• **Problem details**: Whenever a line contains the string "label", copy it out of the entries.

• **Data provided**:
================================

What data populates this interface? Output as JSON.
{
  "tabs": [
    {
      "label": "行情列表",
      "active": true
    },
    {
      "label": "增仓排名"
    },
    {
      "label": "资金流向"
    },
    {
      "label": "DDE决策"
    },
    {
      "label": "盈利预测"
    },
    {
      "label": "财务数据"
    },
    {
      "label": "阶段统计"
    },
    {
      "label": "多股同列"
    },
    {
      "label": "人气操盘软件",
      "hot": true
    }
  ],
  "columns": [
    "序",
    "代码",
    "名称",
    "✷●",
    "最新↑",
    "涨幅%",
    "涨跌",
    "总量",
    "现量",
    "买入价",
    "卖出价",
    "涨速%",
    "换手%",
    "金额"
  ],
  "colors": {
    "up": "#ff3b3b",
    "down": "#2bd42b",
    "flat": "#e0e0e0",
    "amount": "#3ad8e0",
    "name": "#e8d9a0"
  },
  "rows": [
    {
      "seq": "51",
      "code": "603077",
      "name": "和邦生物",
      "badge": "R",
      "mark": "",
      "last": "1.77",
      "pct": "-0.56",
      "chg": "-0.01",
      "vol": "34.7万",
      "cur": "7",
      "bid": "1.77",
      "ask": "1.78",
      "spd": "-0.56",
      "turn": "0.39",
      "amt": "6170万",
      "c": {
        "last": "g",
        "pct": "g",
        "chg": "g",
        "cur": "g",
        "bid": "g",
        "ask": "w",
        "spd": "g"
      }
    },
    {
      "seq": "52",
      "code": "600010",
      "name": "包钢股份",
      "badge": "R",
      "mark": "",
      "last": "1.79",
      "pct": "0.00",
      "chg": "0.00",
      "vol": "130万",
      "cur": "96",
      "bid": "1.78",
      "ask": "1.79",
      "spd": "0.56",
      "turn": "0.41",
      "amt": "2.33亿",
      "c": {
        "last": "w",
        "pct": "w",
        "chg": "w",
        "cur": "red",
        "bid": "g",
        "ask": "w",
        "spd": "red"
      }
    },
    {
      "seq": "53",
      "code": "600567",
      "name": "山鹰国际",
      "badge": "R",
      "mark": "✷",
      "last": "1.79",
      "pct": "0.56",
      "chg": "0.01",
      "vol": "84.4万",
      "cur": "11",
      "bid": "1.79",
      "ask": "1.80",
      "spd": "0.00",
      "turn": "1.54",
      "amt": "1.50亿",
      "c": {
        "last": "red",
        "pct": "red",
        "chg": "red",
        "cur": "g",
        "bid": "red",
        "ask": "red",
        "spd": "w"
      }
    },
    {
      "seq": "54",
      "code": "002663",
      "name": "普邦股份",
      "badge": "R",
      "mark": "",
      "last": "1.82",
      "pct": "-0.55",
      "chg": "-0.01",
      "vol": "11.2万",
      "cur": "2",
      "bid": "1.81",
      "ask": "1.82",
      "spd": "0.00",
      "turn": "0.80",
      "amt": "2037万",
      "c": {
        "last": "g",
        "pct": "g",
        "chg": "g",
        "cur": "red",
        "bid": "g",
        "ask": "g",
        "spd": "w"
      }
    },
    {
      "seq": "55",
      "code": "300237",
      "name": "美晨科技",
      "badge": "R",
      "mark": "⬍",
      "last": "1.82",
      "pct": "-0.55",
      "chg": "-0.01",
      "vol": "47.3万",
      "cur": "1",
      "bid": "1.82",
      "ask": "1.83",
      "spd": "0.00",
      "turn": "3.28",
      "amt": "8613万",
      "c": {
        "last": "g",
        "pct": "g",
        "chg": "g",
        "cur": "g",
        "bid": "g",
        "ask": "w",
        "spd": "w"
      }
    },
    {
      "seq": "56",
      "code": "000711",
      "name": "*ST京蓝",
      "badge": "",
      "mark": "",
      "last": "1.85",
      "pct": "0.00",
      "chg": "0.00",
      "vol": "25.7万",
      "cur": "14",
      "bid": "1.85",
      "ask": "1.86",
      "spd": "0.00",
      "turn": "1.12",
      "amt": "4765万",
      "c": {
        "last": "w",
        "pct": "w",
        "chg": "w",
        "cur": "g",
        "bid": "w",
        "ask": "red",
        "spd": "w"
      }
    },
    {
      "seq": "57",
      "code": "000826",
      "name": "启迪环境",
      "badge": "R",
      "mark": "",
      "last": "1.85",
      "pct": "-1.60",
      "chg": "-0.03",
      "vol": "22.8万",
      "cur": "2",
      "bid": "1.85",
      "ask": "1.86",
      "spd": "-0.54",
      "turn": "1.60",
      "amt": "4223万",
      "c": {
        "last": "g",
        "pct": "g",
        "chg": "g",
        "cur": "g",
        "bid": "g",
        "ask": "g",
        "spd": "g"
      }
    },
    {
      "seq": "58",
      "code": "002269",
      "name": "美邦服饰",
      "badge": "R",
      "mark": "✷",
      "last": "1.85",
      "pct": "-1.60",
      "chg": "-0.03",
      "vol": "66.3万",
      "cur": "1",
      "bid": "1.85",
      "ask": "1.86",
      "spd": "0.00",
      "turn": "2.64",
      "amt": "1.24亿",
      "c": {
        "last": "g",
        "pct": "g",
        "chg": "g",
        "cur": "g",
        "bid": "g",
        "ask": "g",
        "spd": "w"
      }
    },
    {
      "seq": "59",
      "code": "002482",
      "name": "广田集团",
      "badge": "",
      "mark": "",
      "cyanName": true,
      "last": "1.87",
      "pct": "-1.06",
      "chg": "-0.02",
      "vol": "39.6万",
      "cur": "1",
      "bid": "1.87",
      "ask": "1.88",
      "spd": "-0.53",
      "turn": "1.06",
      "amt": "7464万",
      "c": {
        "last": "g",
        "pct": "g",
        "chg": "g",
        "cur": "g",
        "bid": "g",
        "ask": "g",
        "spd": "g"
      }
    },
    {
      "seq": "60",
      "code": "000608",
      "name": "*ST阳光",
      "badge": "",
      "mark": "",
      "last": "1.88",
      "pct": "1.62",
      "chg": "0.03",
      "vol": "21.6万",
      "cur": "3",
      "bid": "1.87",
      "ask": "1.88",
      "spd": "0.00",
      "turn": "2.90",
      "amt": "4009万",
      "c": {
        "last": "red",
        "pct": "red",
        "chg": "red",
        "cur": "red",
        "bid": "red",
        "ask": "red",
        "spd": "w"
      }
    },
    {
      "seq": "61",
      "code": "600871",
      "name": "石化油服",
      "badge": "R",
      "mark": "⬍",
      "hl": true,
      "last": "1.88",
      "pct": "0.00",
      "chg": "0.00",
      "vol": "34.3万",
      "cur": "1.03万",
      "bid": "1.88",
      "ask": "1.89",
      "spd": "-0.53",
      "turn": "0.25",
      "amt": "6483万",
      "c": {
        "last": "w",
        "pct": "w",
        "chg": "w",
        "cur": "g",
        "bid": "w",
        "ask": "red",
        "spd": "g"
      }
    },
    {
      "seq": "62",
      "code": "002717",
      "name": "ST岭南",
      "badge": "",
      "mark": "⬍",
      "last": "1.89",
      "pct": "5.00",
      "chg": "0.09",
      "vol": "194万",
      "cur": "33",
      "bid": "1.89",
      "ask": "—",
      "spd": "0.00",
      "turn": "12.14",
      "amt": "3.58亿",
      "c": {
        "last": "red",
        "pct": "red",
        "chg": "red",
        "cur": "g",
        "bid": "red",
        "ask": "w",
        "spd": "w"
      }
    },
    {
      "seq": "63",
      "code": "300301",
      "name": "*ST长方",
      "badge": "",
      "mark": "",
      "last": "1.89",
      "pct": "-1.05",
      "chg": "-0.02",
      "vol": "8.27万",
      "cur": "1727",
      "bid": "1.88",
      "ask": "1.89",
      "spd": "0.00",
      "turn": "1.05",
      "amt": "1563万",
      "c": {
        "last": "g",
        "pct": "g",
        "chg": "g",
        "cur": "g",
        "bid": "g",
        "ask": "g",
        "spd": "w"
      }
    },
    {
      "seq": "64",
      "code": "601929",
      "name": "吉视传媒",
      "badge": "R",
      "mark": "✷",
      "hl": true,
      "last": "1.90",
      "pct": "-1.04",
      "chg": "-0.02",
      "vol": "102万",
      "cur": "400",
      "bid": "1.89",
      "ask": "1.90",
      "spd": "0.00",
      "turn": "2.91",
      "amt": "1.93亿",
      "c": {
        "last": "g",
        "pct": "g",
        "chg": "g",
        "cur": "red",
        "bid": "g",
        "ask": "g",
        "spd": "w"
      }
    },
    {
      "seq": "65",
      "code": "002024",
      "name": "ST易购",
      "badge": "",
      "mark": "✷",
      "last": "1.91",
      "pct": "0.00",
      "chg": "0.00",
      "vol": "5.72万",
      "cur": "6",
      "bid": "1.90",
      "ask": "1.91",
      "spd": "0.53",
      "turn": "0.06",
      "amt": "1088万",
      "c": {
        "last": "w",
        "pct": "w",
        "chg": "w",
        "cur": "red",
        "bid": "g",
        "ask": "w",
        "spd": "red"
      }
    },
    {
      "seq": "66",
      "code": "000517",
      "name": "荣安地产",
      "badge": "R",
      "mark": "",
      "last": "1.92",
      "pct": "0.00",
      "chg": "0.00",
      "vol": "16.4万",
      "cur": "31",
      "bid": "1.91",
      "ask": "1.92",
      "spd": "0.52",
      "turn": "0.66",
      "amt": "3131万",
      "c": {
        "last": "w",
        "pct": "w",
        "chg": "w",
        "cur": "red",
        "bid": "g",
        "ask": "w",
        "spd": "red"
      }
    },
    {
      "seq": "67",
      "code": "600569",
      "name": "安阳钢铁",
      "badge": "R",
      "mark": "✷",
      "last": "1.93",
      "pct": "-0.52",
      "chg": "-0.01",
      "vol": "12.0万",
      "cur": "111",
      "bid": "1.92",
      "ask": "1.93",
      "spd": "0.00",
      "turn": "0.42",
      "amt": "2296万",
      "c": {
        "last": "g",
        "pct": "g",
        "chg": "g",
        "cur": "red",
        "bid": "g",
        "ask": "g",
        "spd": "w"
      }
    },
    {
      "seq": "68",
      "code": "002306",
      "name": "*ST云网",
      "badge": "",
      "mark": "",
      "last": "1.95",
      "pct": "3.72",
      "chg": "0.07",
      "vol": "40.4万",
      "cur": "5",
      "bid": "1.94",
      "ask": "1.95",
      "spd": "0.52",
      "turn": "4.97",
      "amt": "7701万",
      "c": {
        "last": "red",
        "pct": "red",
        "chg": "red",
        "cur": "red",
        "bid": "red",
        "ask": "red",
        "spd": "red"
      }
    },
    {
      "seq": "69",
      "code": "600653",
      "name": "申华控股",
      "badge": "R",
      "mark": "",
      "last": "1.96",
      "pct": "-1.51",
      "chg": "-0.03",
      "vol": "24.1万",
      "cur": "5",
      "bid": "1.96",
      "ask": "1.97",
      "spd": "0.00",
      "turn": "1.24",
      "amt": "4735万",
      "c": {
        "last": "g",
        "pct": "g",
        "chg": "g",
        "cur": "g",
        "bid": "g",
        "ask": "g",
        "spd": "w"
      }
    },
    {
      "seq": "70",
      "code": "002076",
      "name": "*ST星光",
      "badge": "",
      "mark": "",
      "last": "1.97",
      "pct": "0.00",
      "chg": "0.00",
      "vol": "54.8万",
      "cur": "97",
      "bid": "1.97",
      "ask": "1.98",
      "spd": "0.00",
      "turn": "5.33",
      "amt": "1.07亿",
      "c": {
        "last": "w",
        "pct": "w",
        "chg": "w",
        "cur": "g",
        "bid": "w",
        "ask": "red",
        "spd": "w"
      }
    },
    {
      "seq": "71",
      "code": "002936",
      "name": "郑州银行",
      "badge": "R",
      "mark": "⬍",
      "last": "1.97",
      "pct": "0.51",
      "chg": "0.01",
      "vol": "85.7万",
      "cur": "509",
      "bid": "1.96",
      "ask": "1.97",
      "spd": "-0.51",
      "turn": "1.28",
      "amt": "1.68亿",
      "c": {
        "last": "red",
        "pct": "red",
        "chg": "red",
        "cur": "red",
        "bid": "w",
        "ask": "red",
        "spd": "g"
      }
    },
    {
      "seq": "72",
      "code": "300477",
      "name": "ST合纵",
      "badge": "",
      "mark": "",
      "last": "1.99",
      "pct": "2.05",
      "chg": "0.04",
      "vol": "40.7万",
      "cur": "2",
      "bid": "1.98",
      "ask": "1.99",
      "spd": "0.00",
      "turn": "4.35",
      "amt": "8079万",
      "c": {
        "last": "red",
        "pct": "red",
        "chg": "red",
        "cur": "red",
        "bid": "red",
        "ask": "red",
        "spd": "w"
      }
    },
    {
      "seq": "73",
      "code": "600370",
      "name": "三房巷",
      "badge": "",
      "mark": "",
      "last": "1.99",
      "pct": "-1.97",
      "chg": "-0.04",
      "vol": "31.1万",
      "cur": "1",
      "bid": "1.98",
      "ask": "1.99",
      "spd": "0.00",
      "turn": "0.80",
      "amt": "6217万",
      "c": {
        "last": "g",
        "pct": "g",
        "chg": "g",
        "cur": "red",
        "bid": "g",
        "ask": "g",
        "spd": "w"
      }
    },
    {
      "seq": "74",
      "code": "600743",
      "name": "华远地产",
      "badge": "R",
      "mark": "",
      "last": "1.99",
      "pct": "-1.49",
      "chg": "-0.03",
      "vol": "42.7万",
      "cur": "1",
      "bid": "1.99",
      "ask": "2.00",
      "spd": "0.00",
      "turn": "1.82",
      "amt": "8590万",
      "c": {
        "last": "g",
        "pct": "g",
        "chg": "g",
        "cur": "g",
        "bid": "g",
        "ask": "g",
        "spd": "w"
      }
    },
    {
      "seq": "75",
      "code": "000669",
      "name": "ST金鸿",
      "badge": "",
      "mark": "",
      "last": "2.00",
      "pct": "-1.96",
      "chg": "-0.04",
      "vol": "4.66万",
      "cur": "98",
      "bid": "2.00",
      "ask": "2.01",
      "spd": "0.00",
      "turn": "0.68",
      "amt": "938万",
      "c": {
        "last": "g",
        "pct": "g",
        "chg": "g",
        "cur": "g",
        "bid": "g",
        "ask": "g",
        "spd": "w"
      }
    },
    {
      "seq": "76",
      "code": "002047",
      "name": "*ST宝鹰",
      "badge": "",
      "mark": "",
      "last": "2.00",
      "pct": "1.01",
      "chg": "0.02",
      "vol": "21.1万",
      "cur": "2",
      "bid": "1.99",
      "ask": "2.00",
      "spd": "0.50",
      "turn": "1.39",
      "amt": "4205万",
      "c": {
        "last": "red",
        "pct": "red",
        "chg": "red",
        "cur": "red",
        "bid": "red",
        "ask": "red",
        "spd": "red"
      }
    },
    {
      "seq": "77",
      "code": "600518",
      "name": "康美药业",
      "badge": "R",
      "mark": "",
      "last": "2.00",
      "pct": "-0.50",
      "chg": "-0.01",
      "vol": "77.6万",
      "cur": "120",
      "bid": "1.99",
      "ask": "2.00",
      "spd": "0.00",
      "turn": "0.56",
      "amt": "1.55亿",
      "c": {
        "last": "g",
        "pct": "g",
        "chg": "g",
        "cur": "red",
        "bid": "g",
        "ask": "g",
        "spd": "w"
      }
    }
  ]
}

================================

• **Written solution**:
      "label": "行情列表",
      "label": "增仓排名"
      "label": "资金流向"
      "label": "DDE决策"
      "label": "盈利预测"
      "label": "财务数据"
      "label": "阶段统计"
      "label": "多股同列"
      "label": "人气操盘软件",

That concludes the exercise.